SOURCE INFORMATION:
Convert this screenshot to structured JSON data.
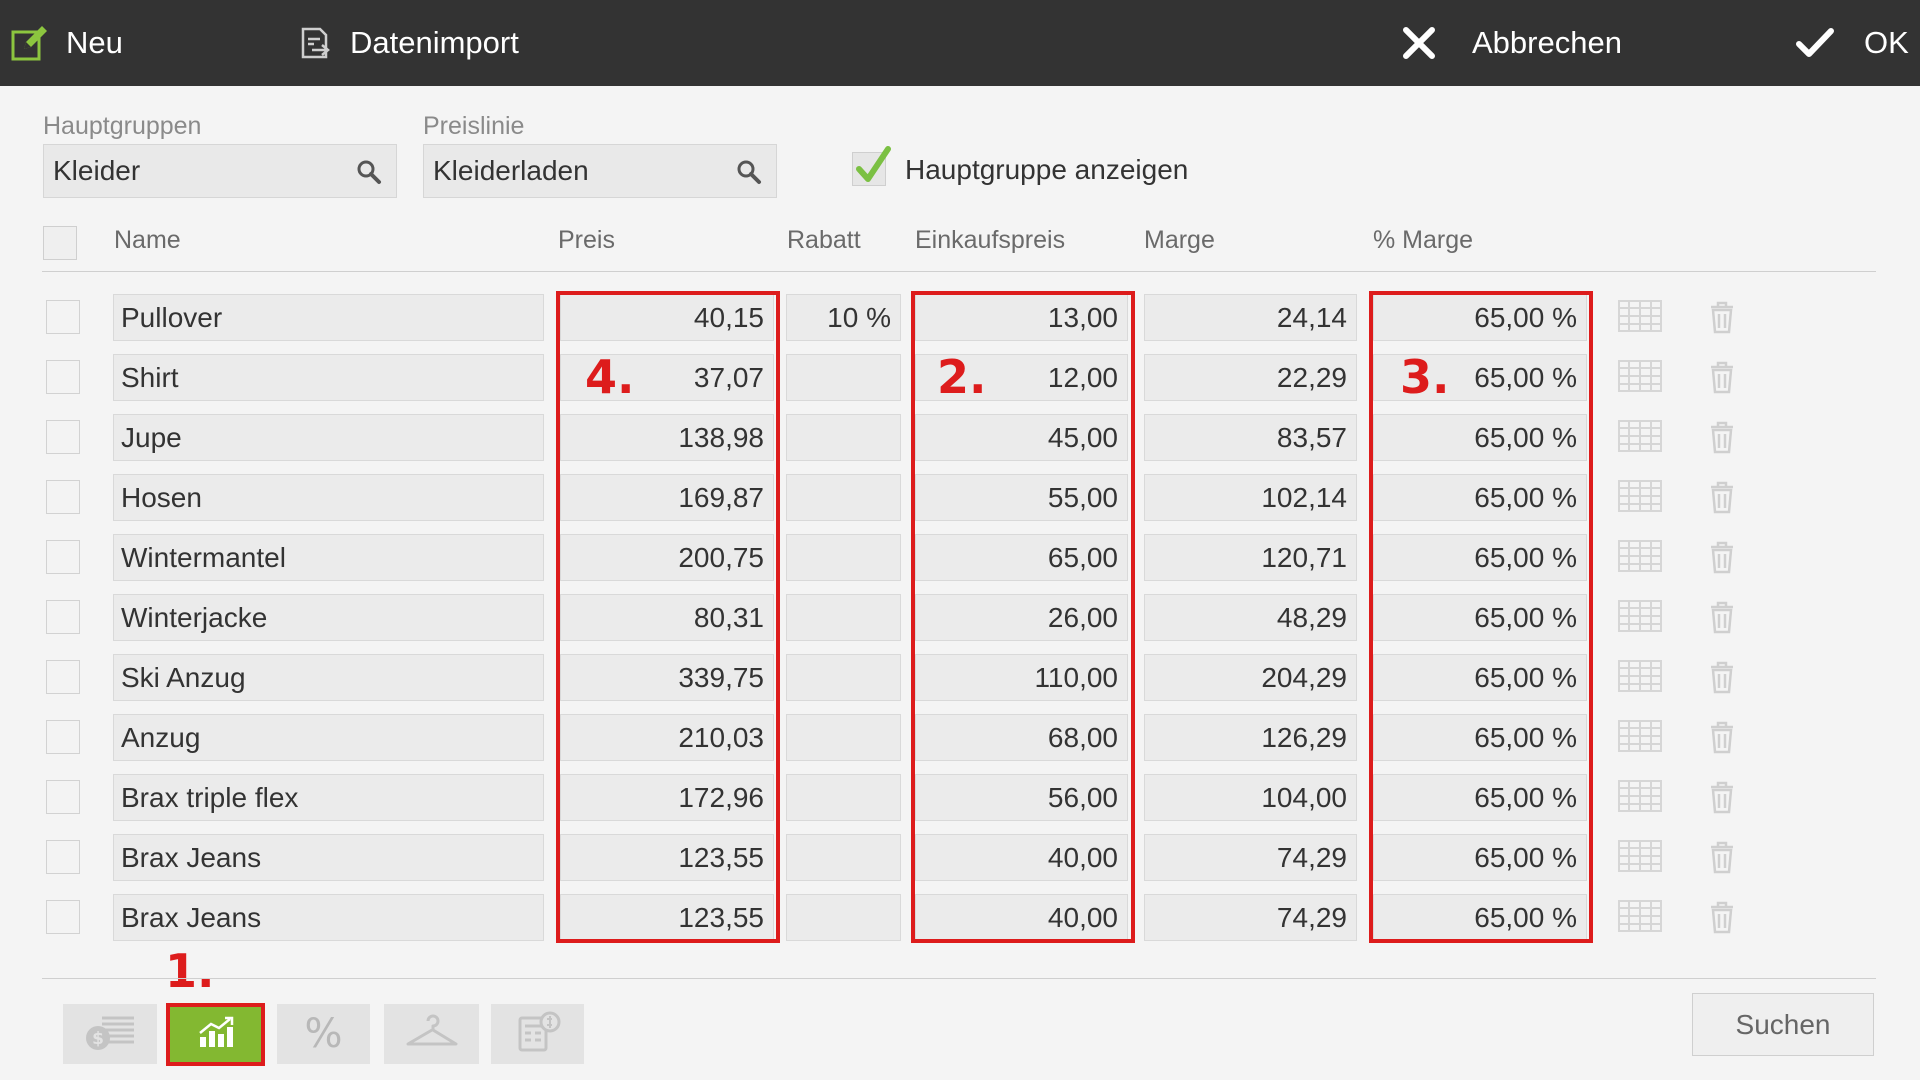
{
  "toolbar": {
    "new_label": "Neu",
    "import_label": "Datenimport",
    "cancel_label": "Abbrechen",
    "ok_label": "OK"
  },
  "filters": {
    "group_label": "Hauptgruppen",
    "group_value": "Kleider",
    "priceline_label": "Preislinie",
    "priceline_value": "Kleiderladen",
    "show_group_label": "Hauptgruppe anzeigen",
    "show_group_checked": true
  },
  "table": {
    "headers": {
      "name": "Name",
      "preis": "Preis",
      "rabatt": "Rabatt",
      "ek": "Einkaufspreis",
      "marge": "Marge",
      "pmarge": "% Marge"
    },
    "rows": [
      {
        "name": "Pullover",
        "preis": "40,15",
        "rabatt": "10 %",
        "ek": "13,00",
        "marge": "24,14",
        "pm": "65,00 %"
      },
      {
        "name": "Shirt",
        "preis": "37,07",
        "rabatt": "",
        "ek": "12,00",
        "marge": "22,29",
        "pm": "65,00 %"
      },
      {
        "name": "Jupe",
        "preis": "138,98",
        "rabatt": "",
        "ek": "45,00",
        "marge": "83,57",
        "pm": "65,00 %"
      },
      {
        "name": "Hosen",
        "preis": "169,87",
        "rabatt": "",
        "ek": "55,00",
        "marge": "102,14",
        "pm": "65,00 %"
      },
      {
        "name": "Wintermantel",
        "preis": "200,75",
        "rabatt": "",
        "ek": "65,00",
        "marge": "120,71",
        "pm": "65,00 %"
      },
      {
        "name": "Winterjacke",
        "preis": "80,31",
        "rabatt": "",
        "ek": "26,00",
        "marge": "48,29",
        "pm": "65,00 %"
      },
      {
        "name": "Ski Anzug",
        "preis": "339,75",
        "rabatt": "",
        "ek": "110,00",
        "marge": "204,29",
        "pm": "65,00 %"
      },
      {
        "name": "Anzug",
        "preis": "210,03",
        "rabatt": "",
        "ek": "68,00",
        "marge": "126,29",
        "pm": "65,00 %"
      },
      {
        "name": "Brax triple flex",
        "preis": "172,96",
        "rabatt": "",
        "ek": "56,00",
        "marge": "104,00",
        "pm": "65,00 %"
      },
      {
        "name": "Brax Jeans",
        "preis": "123,55",
        "rabatt": "",
        "ek": "40,00",
        "marge": "74,29",
        "pm": "65,00 %"
      },
      {
        "name": "Brax Jeans",
        "preis": "123,55",
        "rabatt": "",
        "ek": "40,00",
        "marge": "74,29",
        "pm": "65,00 %"
      }
    ]
  },
  "annotations": {
    "step1": "1.",
    "step2": "2.",
    "step3": "3.",
    "step4": "4."
  },
  "bottom": {
    "percent_symbol": "%",
    "search_label": "Suchen",
    "active_tool": "margin-chart"
  },
  "colors": {
    "topbar": "#333333",
    "accent_green": "#83b831",
    "annotation_red": "#dd1c1c"
  }
}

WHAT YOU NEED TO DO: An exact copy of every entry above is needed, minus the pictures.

RESULT:
Convert this screenshot to structured JSON data.
{
  "toolbar": {
    "new_label": "Neu",
    "import_label": "Datenimport",
    "cancel_label": "Abbrechen",
    "ok_label": "OK"
  },
  "filters": {
    "group_label": "Hauptgruppen",
    "group_value": "Kleider",
    "priceline_label": "Preislinie",
    "priceline_value": "Kleiderladen",
    "show_group_label": "Hauptgruppe anzeigen",
    "show_group_checked": true
  },
  "table": {
    "headers": {
      "name": "Name",
      "preis": "Preis",
      "rabatt": "Rabatt",
      "ek": "Einkaufspreis",
      "marge": "Marge",
      "pmarge": "% Marge"
    },
    "rows": [
      {
        "name": "Pullover",
        "preis": "40,15",
        "rabatt": "10 %",
        "ek": "13,00",
        "marge": "24,14",
        "pm": "65,00 %"
      },
      {
        "name": "Shirt",
        "preis": "37,07",
        "rabatt": "",
        "ek": "12,00",
        "marge": "22,29",
        "pm": "65,00 %"
      },
      {
        "name": "Jupe",
        "preis": "138,98",
        "rabatt": "",
        "ek": "45,00",
        "marge": "83,57",
        "pm": "65,00 %"
      },
      {
        "name": "Hosen",
        "preis": "169,87",
        "rabatt": "",
        "ek": "55,00",
        "marge": "102,14",
        "pm": "65,00 %"
      },
      {
        "name": "Wintermantel",
        "preis": "200,75",
        "rabatt": "",
        "ek": "65,00",
        "marge": "120,71",
        "pm": "65,00 %"
      },
      {
        "name": "Winterjacke",
        "preis": "80,31",
        "rabatt": "",
        "ek": "26,00",
        "marge": "48,29",
        "pm": "65,00 %"
      },
      {
        "name": "Ski Anzug",
        "preis": "339,75",
        "rabatt": "",
        "ek": "110,00",
        "marge": "204,29",
        "pm": "65,00 %"
      },
      {
        "name": "Anzug",
        "preis": "210,03",
        "rabatt": "",
        "ek": "68,00",
        "marge": "126,29",
        "pm": "65,00 %"
      },
      {
        "name": "Brax triple flex",
        "preis": "172,96",
        "rabatt": "",
        "ek": "56,00",
        "marge": "104,00",
        "pm": "65,00 %"
      },
      {
        "name": "Brax Jeans",
        "preis": "123,55",
        "rabatt": "",
        "ek": "40,00",
        "marge": "74,29",
        "pm": "65,00 %"
      },
      {
        "name": "Brax Jeans",
        "preis": "123,55",
        "rabatt": "",
        "ek": "40,00",
        "marge": "74,29",
        "pm": "65,00 %"
      }
    ]
  },
  "annotations": {
    "step1": "1.",
    "step2": "2.",
    "step3": "3.",
    "step4": "4."
  },
  "bottom": {
    "percent_symbol": "%",
    "search_label": "Suchen",
    "active_tool": "margin-chart"
  },
  "colors": {
    "topbar": "#333333",
    "accent_green": "#83b831",
    "annotation_red": "#dd1c1c"
  }
}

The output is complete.